=== Begin Enclosure ===
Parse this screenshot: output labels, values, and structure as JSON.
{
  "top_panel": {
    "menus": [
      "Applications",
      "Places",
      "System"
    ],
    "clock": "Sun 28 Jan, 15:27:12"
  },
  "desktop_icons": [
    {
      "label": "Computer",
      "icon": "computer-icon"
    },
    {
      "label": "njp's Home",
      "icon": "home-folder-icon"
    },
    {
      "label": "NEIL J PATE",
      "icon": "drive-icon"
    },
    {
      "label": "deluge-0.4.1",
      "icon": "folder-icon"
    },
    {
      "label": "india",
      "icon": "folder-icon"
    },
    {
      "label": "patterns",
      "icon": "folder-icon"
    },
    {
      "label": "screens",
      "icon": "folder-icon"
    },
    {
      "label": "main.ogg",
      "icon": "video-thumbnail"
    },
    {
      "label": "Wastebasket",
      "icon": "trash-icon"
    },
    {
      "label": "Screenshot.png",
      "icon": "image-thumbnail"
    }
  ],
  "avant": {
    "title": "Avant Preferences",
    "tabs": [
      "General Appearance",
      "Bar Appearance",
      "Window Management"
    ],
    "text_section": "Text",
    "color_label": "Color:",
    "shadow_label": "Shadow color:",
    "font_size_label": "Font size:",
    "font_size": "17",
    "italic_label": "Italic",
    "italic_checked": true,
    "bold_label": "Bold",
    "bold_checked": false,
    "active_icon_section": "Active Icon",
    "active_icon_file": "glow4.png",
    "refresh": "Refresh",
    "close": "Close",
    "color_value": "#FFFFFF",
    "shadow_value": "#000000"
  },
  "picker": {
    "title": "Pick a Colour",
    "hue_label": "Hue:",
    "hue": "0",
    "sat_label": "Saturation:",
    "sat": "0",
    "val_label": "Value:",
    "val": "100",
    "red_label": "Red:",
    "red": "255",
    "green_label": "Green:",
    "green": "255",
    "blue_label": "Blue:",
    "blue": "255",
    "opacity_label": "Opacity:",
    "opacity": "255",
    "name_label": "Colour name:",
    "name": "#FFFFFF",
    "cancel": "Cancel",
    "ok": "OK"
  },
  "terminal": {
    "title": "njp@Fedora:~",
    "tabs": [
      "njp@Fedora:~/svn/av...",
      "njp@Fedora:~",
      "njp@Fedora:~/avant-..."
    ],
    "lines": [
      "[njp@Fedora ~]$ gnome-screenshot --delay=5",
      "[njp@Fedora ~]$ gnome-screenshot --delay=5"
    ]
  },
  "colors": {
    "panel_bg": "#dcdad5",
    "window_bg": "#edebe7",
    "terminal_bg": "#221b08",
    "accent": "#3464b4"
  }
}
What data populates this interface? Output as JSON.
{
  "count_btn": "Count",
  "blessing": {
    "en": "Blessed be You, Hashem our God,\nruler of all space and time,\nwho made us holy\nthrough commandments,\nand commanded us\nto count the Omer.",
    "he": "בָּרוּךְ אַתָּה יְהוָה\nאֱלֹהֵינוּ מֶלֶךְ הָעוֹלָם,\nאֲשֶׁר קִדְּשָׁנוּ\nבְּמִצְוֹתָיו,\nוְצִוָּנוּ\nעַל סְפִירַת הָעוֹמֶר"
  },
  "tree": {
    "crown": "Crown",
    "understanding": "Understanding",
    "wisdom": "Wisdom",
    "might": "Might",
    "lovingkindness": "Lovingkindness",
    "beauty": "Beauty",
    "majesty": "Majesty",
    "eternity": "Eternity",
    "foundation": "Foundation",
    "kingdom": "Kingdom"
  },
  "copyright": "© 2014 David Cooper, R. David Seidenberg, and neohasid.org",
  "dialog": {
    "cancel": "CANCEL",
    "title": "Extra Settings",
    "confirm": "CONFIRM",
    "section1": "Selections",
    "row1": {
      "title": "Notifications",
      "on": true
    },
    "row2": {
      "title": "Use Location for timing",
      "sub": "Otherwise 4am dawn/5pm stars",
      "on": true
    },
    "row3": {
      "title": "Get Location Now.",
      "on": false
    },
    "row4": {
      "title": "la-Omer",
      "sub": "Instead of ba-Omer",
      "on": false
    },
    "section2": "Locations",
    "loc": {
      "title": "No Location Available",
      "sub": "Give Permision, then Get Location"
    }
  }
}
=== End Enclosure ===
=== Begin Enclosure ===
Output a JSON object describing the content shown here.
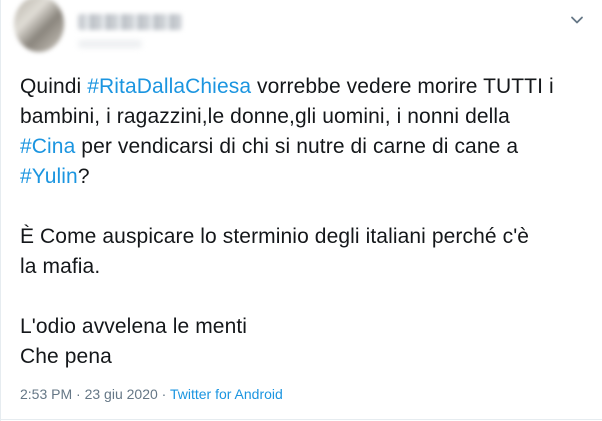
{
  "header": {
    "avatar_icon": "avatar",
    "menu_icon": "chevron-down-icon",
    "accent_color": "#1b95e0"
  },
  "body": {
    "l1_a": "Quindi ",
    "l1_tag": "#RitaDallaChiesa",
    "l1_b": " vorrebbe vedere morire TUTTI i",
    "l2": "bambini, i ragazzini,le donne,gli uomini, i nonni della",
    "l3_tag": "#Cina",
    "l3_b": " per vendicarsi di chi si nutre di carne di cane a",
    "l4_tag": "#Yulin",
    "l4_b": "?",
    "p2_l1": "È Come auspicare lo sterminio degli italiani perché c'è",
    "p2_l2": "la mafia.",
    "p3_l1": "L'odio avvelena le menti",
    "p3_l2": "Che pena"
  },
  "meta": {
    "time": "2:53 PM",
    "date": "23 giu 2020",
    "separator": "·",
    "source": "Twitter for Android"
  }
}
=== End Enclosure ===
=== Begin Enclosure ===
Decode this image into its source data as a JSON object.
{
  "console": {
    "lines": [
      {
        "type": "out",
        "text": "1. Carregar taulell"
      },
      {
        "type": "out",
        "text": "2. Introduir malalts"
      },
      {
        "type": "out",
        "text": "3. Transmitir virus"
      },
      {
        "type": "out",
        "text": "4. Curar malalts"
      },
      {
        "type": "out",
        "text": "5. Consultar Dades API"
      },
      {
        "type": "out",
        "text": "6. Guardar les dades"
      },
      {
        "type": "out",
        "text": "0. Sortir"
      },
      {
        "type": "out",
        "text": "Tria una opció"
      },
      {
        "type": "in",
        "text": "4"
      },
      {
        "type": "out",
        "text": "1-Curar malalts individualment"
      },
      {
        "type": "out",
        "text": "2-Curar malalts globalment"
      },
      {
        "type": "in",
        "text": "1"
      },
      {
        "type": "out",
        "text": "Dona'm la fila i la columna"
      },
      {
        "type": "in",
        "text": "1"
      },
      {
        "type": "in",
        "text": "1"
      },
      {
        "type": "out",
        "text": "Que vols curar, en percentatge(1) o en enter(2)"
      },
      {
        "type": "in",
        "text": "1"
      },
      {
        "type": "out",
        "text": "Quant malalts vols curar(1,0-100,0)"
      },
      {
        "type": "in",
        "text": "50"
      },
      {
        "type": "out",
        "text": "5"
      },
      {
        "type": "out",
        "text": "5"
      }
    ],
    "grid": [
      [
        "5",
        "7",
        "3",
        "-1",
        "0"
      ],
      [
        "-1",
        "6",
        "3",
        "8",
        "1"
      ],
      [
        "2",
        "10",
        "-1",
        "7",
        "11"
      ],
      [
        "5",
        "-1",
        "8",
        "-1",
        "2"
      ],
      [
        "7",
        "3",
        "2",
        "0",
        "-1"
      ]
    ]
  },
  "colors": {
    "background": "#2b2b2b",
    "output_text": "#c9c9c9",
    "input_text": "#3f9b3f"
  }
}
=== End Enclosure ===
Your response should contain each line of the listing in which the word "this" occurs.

Parse this screenshot: output labels, values, and structure as JSON.
What data populates this interface? Output as JSON.
Decode this image into its source data as a JSON object.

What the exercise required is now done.